» **ACTIVITY**
Report how many lines in the records that follow have the word "Dyntopo" in them, giving the number and nothing more.
BEGIN
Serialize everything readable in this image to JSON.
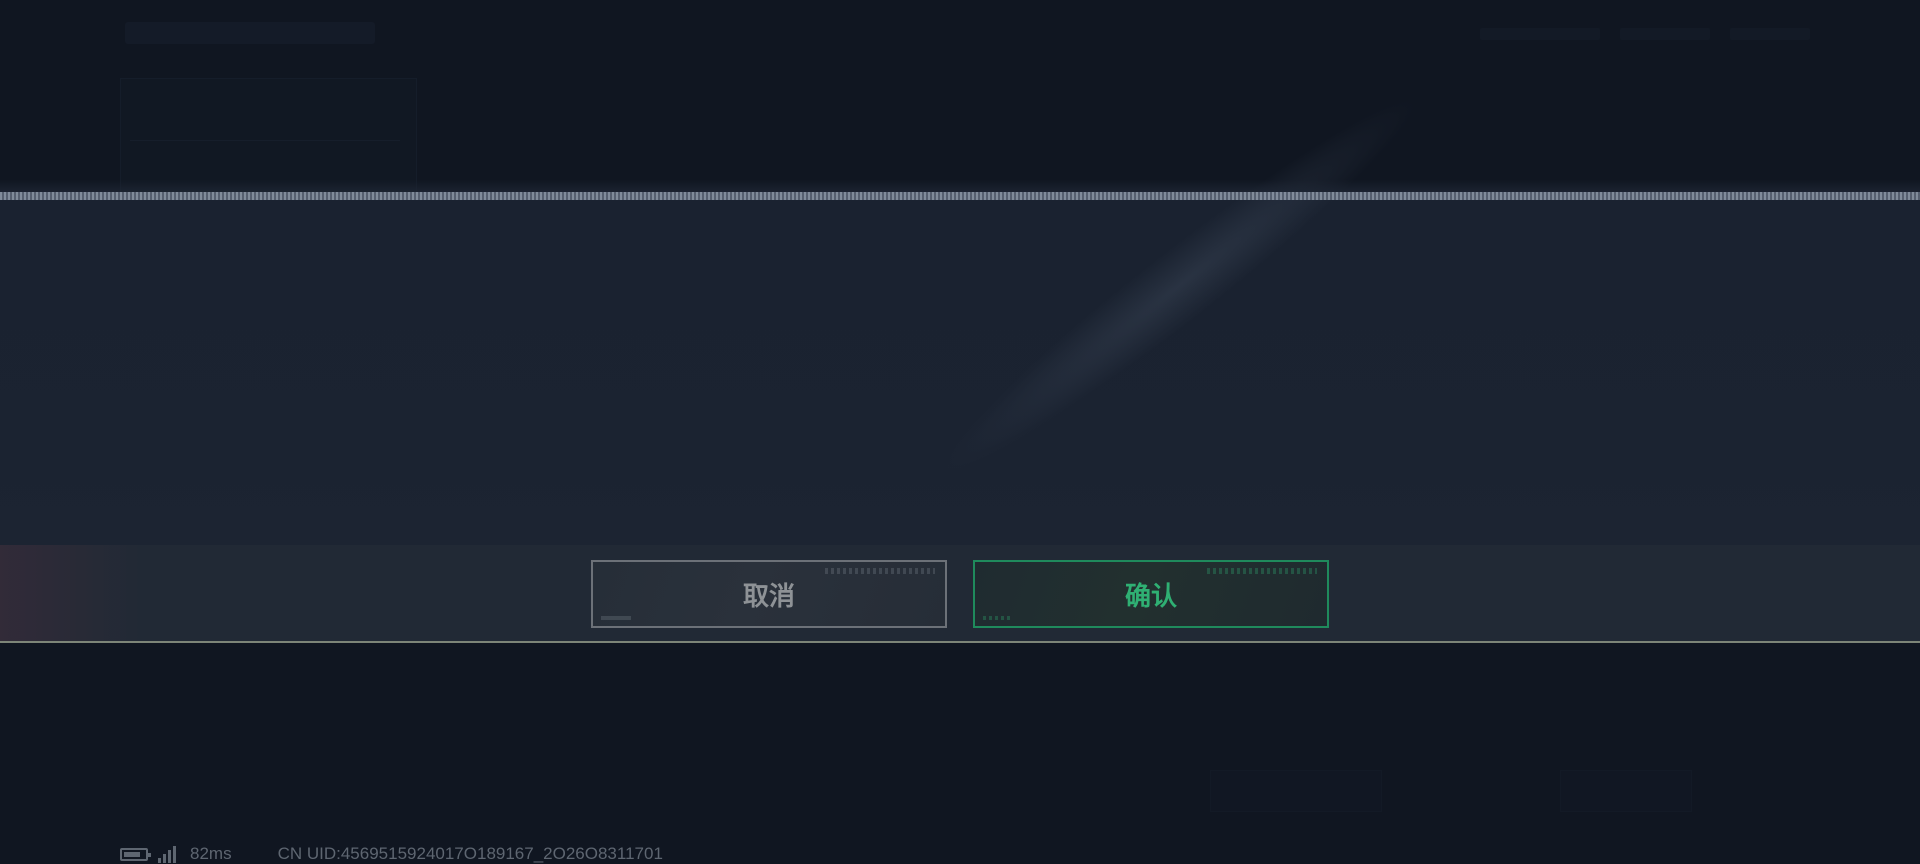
{
  "dialog": {
    "cancel_label": "取消",
    "confirm_label": "确认"
  },
  "status_bar": {
    "ping": "82ms",
    "uid": "CN UID:4569515924017O189167_2O26O8311701"
  },
  "colors": {
    "confirm_accent": "#2fb073",
    "cancel_text": "#8e9296",
    "background": "#101621"
  },
  "icons": {
    "battery": "battery-icon",
    "signal": "signal-icon"
  }
}
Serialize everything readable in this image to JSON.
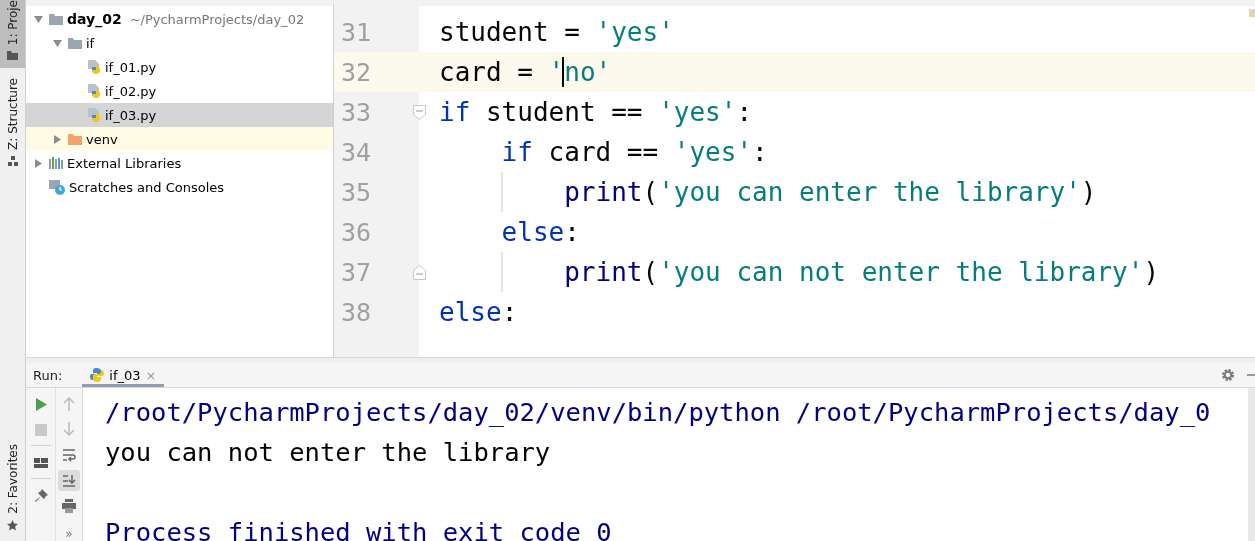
{
  "side_tabs": [
    {
      "label": "1: Proje",
      "kind": "folder",
      "selected": true
    },
    {
      "label": "Z: Structure",
      "kind": "structure",
      "selected": false
    }
  ],
  "bottom_side_tabs": [
    {
      "label": "2: Favorites",
      "kind": "star",
      "selected": false
    }
  ],
  "project_tree": [
    {
      "label": "day_02",
      "path": "~/PycharmProjects/day_02",
      "kind": "folder",
      "expanded": true,
      "selected": false,
      "excluded": false,
      "children": [
        {
          "label": "if",
          "kind": "folder",
          "expanded": true,
          "selected": false,
          "excluded": false,
          "children": [
            {
              "label": "if_01.py",
              "kind": "python",
              "selected": false,
              "excluded": false
            },
            {
              "label": "if_02.py",
              "kind": "python",
              "selected": false,
              "excluded": false
            },
            {
              "label": "if_03.py",
              "kind": "python",
              "selected": true,
              "excluded": false
            }
          ]
        },
        {
          "label": "venv",
          "kind": "excluded_folder",
          "expanded": false,
          "selected": false,
          "excluded": true
        }
      ]
    },
    {
      "label": "External Libraries",
      "kind": "libraries",
      "expanded": false,
      "selected": false,
      "excluded": false
    },
    {
      "label": "Scratches and Consoles",
      "kind": "scratches",
      "selected": false,
      "excluded": false
    }
  ],
  "editor": {
    "lines": [
      {
        "number": "31",
        "current": false,
        "tokens": [
          {
            "text": "student = ",
            "kind": "plain"
          },
          {
            "text": "'yes'",
            "kind": "string"
          }
        ]
      },
      {
        "number": "32",
        "current": true,
        "tokens": [
          {
            "text": "card = ",
            "kind": "plain"
          },
          {
            "text": "'",
            "kind": "string"
          },
          {
            "text": "no'",
            "kind": "string",
            "caret_before": true
          }
        ]
      },
      {
        "number": "33",
        "current": false,
        "fold_start": true,
        "tokens": [
          {
            "text": "if",
            "kind": "keyword"
          },
          {
            "text": " student == ",
            "kind": "plain"
          },
          {
            "text": "'yes'",
            "kind": "string"
          },
          {
            "text": ":",
            "kind": "plain"
          }
        ],
        "children": [
          {
            "number": "34",
            "current": false,
            "tokens": [
              {
                "text": "if",
                "kind": "keyword"
              },
              {
                "text": " card == ",
                "kind": "plain"
              },
              {
                "text": "'yes'",
                "kind": "string"
              },
              {
                "text": ":",
                "kind": "plain"
              }
            ],
            "children": [
              {
                "number": "35",
                "current": false,
                "tokens": [
                  {
                    "text": "print",
                    "kind": "builtin"
                  },
                  {
                    "text": "(",
                    "kind": "plain"
                  },
                  {
                    "text": "'you can enter the library'",
                    "kind": "string"
                  },
                  {
                    "text": ")",
                    "kind": "plain"
                  }
                ]
              }
            ]
          },
          {
            "number": "36",
            "current": false,
            "tokens": [
              {
                "text": "else",
                "kind": "keyword"
              },
              {
                "text": ":",
                "kind": "plain"
              }
            ],
            "children": [
              {
                "number": "37",
                "current": false,
                "fold_end": true,
                "tokens": [
                  {
                    "text": "print",
                    "kind": "builtin"
                  },
                  {
                    "text": "(",
                    "kind": "plain"
                  },
                  {
                    "text": "'you can not enter the library'",
                    "kind": "string"
                  },
                  {
                    "text": ")",
                    "kind": "plain"
                  }
                ]
              }
            ]
          }
        ]
      },
      {
        "number": "38",
        "current": false,
        "tokens": [
          {
            "text": "else",
            "kind": "keyword"
          },
          {
            "text": ":",
            "kind": "plain"
          }
        ]
      }
    ]
  },
  "run_panel": {
    "label": "Run:",
    "tabs": [
      {
        "title": "if_03",
        "close": "×",
        "selected": true
      }
    ],
    "left_tools": [
      {
        "kind": "run",
        "disabled": false
      },
      {
        "kind": "stop",
        "disabled": true
      },
      {
        "kind": "layout",
        "disabled": false
      },
      {
        "kind": "pin",
        "disabled": false
      }
    ],
    "right_tools": [
      {
        "kind": "up",
        "disabled": true,
        "selected": false
      },
      {
        "kind": "down",
        "disabled": true,
        "selected": false
      },
      {
        "kind": "wrap",
        "disabled": false,
        "selected": false
      },
      {
        "kind": "scroll_end",
        "disabled": false,
        "selected": true
      },
      {
        "kind": "print",
        "disabled": false,
        "selected": false
      }
    ],
    "more": "»",
    "console": [
      {
        "kind": "command",
        "text": "/root/PycharmProjects/day_02/venv/bin/python /root/PycharmProjects/day_0"
      },
      {
        "kind": "output",
        "text": "you can not enter the library"
      },
      {
        "kind": "blank"
      },
      {
        "kind": "system",
        "text": "Process finished with exit code 0"
      }
    ]
  }
}
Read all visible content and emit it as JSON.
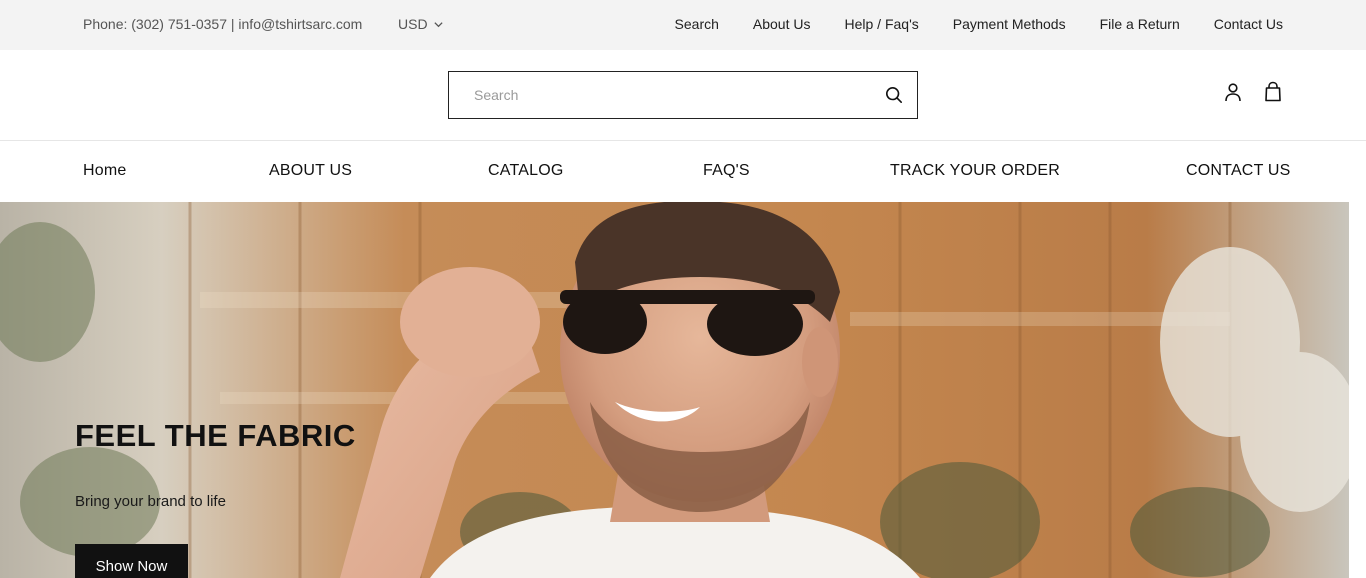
{
  "topbar": {
    "contact_text": "Phone: (302) 751-0357 | info@tshirtsarc.com",
    "currency": "USD",
    "links": [
      "Search",
      "About Us",
      "Help / Faq's",
      "Payment Methods",
      "File a Return",
      "Contact Us"
    ]
  },
  "header": {
    "search_placeholder": "Search",
    "icons": [
      "search-icon",
      "account-icon",
      "shopping-bag-icon"
    ]
  },
  "nav": {
    "items": [
      "Home",
      "ABOUT US",
      "CATALOG",
      "FAQ'S",
      "TRACK YOUR ORDER",
      "CONTACT US"
    ]
  },
  "hero": {
    "title": "FEEL THE FABRIC",
    "subtitle": "Bring your brand to life",
    "cta_label": "Show Now"
  },
  "colors": {
    "topbar_bg": "#f3f3f3",
    "cta_bg": "#111111",
    "text": "#111111"
  }
}
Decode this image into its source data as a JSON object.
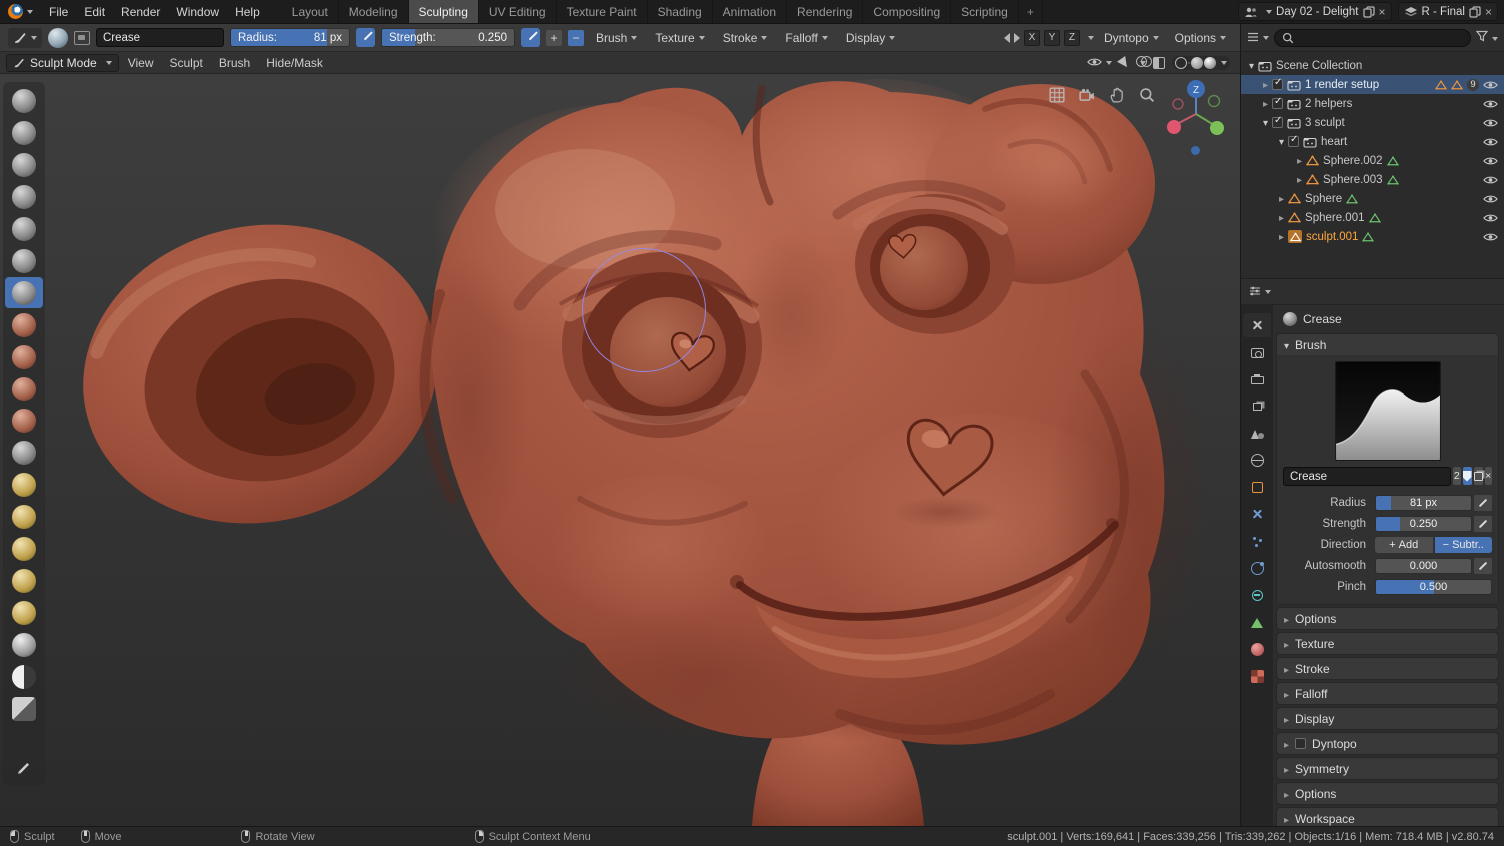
{
  "topbar": {
    "menus": [
      {
        "label": "File"
      },
      {
        "label": "Edit"
      },
      {
        "label": "Render"
      },
      {
        "label": "Window"
      },
      {
        "label": "Help"
      }
    ],
    "workspaces": [
      {
        "label": "Layout"
      },
      {
        "label": "Modeling"
      },
      {
        "label": "Sculpting"
      },
      {
        "label": "UV Editing"
      },
      {
        "label": "Texture Paint"
      },
      {
        "label": "Shading"
      },
      {
        "label": "Animation"
      },
      {
        "label": "Rendering"
      },
      {
        "label": "Compositing"
      },
      {
        "label": "Scripting"
      }
    ],
    "active_workspace": "Sculpting",
    "new_workspace_label": "+",
    "scene_name": "Day 02 - Delight",
    "view_layer_name": "R - Final"
  },
  "tool_header": {
    "brush_name": "Crease",
    "radius_label": "Radius:",
    "radius_value": "81 px",
    "radius_fill_pct": 81,
    "strength_label": "Strength:",
    "strength_value": "0.250",
    "strength_fill_pct": 25,
    "plus_label": "+",
    "minus_label": "−",
    "menus": [
      {
        "label": "Brush"
      },
      {
        "label": "Texture"
      },
      {
        "label": "Stroke"
      },
      {
        "label": "Falloff"
      },
      {
        "label": "Display"
      }
    ],
    "mirror_axes": [
      {
        "label": "X"
      },
      {
        "label": "Y"
      },
      {
        "label": "Z"
      }
    ],
    "dyntopo_label": "Dyntopo",
    "options_label": "Options"
  },
  "mode_header": {
    "mode_label": "Sculpt Mode",
    "menus": [
      {
        "label": "View"
      },
      {
        "label": "Sculpt"
      },
      {
        "label": "Brush"
      },
      {
        "label": "Hide/Mask"
      }
    ]
  },
  "toolbar": {
    "active_brush": "Crease",
    "brushes": [
      {
        "name": "Draw"
      },
      {
        "name": "Clay"
      },
      {
        "name": "Clay Strips"
      },
      {
        "name": "Layer"
      },
      {
        "name": "Inflate"
      },
      {
        "name": "Blob"
      },
      {
        "name": "Crease"
      },
      {
        "name": "Smooth"
      },
      {
        "name": "Flatten"
      },
      {
        "name": "Fill"
      },
      {
        "name": "Scrape"
      },
      {
        "name": "Pinch"
      },
      {
        "name": "Grab"
      },
      {
        "name": "Elastic Deform"
      },
      {
        "name": "Snake Hook"
      },
      {
        "name": "Thumb"
      },
      {
        "name": "Nudge"
      },
      {
        "name": "Rotate"
      },
      {
        "name": "Simplify"
      },
      {
        "name": "Mask"
      },
      {
        "name": "Annotate"
      }
    ]
  },
  "viewport": {
    "gizmo_z_label": "Z"
  },
  "outliner": {
    "root_label": "Scene Collection",
    "items": [
      {
        "label": "1 render setup",
        "badge": "9"
      },
      {
        "label": "2 helpers"
      },
      {
        "label": "3 sculpt"
      },
      {
        "label": "heart"
      },
      {
        "label": "Sphere.002"
      },
      {
        "label": "Sphere.003"
      },
      {
        "label": "Sphere"
      },
      {
        "label": "Sphere.001"
      },
      {
        "label": "sculpt.001"
      }
    ]
  },
  "properties": {
    "breadcrumb_brush": "Crease",
    "panels": {
      "brush": "Brush",
      "options": "Options",
      "texture": "Texture",
      "stroke": "Stroke",
      "falloff": "Falloff",
      "display": "Display",
      "dyntopo": "Dyntopo",
      "symmetry": "Symmetry",
      "options2": "Options",
      "workspace": "Workspace"
    },
    "brush_name_field": "Crease",
    "brush_users_count": "2",
    "radius_label": "Radius",
    "radius_value": "81 px",
    "strength_label": "Strength",
    "strength_value": "0.250",
    "direction_label": "Direction",
    "plus_glyph": "+",
    "minus_glyph": "−",
    "direction_add": "Add",
    "direction_subtract": "Subtr..",
    "autosmooth_label": "Autosmooth",
    "autosmooth_value": "0.000",
    "pinch_label": "Pinch",
    "pinch_value": "0.500"
  },
  "status_bar": {
    "hints": [
      {
        "label": "Sculpt"
      },
      {
        "label": "Move"
      },
      {
        "label": "Rotate View"
      },
      {
        "label": "Sculpt Context Menu"
      }
    ],
    "stats": "sculpt.001 | Verts:169,641 | Faces:339,256 | Tris:339,262 | Objects:1/16 | Mem: 718.4 MB | v2.80.74"
  },
  "colors": {
    "accent": "#4772b3",
    "active_object": "#ffa83c",
    "clay_base": "#9c4f3b",
    "cursor": "#8d82e0"
  }
}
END
» **WRITTEN ANSWER**
2